Colon adenocarcinoma is the most widely diagnosed gastrointestinal cancer, that primarily affects men and women over 50 years of age. Read on to learn more.
The digestive tract or the digestive system of vertebrates has a lot of complex parts and processes, vis-à-vis vertebrates, and the colon is a crucial part of this digestive system. It is the last, or the lowest portion of the digestive system, and its task is to extract salt and water from any solid waste material that is about to be released by the body. The colon is a part of the large intestine, and is situated just above the rectum and the anus. Any waste material that passes through the body will be regulated by it.
What is Adenocarcinoma of the Colon?
This is a cancer that affects the colon or the rectum. Basically speaking, this is a gastrointestinal cancer, and statistically this is the most common gastrointestinal cancer across the world. The cancer originates in the inner walls of the colon, and gradually spreads to outer regions. Though it is not very rare, the rate of survival and recovery for the patients suffering from this is relatively higher, in comparison with most other forms of cancer. Adenocarcinoma of the colon implies a malignant cancer that originates in the glands within the colon.
The individuals that are most prone to it are those who have a family history of this disease, or people who have a possibility of developing polyps in their colon or rectum. A polyp can be defined as a small growth on the layer of a mucous membrane.
Since this is a malignant tumor, its growth can accelerate at any time. The tumor can suddenly flare up and cause some complications in the human system, or it can lie dormant for many years. Malignant tumors generally progress for a few years before they finally break out. There have been cases of people who have been living with the tumor for 5 years but have still not showed any symptoms.
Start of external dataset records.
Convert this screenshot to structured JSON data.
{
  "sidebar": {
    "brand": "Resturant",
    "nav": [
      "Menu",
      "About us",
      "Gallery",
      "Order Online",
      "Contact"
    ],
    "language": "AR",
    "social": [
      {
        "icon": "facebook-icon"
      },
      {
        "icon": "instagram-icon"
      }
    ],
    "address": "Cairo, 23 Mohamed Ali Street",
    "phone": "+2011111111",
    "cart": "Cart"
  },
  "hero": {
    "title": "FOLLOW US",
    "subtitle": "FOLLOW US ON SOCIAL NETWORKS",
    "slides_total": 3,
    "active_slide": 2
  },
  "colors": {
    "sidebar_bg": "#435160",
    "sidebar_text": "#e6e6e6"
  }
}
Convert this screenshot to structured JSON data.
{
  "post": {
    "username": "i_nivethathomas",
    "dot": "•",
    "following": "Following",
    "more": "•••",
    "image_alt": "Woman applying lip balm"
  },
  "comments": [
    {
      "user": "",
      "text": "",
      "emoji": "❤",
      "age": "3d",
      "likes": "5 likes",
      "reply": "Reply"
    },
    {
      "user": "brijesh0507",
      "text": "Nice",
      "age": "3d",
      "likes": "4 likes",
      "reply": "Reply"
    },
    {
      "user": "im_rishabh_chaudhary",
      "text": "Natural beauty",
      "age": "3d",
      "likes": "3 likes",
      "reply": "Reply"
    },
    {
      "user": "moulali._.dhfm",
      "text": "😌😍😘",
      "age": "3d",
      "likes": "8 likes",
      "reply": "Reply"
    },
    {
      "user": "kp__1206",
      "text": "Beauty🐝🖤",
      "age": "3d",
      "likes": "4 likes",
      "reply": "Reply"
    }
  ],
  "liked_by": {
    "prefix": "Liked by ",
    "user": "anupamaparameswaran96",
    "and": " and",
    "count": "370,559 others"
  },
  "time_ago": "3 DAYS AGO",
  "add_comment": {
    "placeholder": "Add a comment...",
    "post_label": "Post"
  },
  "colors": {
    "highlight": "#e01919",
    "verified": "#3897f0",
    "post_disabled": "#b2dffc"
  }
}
Here are the commonly seen symptoms that do crop up though.
- Rectal bleeding
- Massive changes in bowel habits and movement
- Abdominal discomfort and pain
- Bowel obstruction or constipation
- Angina and anemia
- Fatigue and shortness of breath
The size of the tumor, the stage at which its development is, and the proximity to other delicate tissues, helps a doctor determine whether the tumor will be harmful or not, and how long it will take to cure it. The method of treatment can also be decided with this knowledge in hand.
There are mainly 3 types of treatments that are available for this condition – surgery, chemotherapy, and radiation therapy. Depending on the seriousness of the tumor and its stage, one of these treatments can be administered effectively. Alternately, even a combination of two or more of these treatment methods can prove useful for a patient. Out of these 3 though, surgery is the most popular and also the most effective treatment method. The surgery that is performed for this condition is known as a radical bowel resection/partial colectomy/hemicolectomy.
In some cases, where the cancer has already begun spreading to other parts of the body, chemotherapy is carried out, in order to halt the cancer from progressing further, and also to relieve the pain. Chemotherapy simply halts the spread of the cancer, and sometimes is also combined with surgery or radiation therapy. There are some new and innovative ways also being developed to combat this condition.
The time of diagnosis and the stage of development of the cancer go a long way in determining the survival period, and even the survival rate. Though markedly higher than other forms of cancer, the survival rate is still only 50%. These rates are constantly improving though, due to several advancements that have been made. Developed countries like America, Western European countries, and Australia show the highest frequencies of this type of cancer.
Disclaimer: This HealthHearty article is for informative purposes only, and should not be used as a replacement for expert medical advice.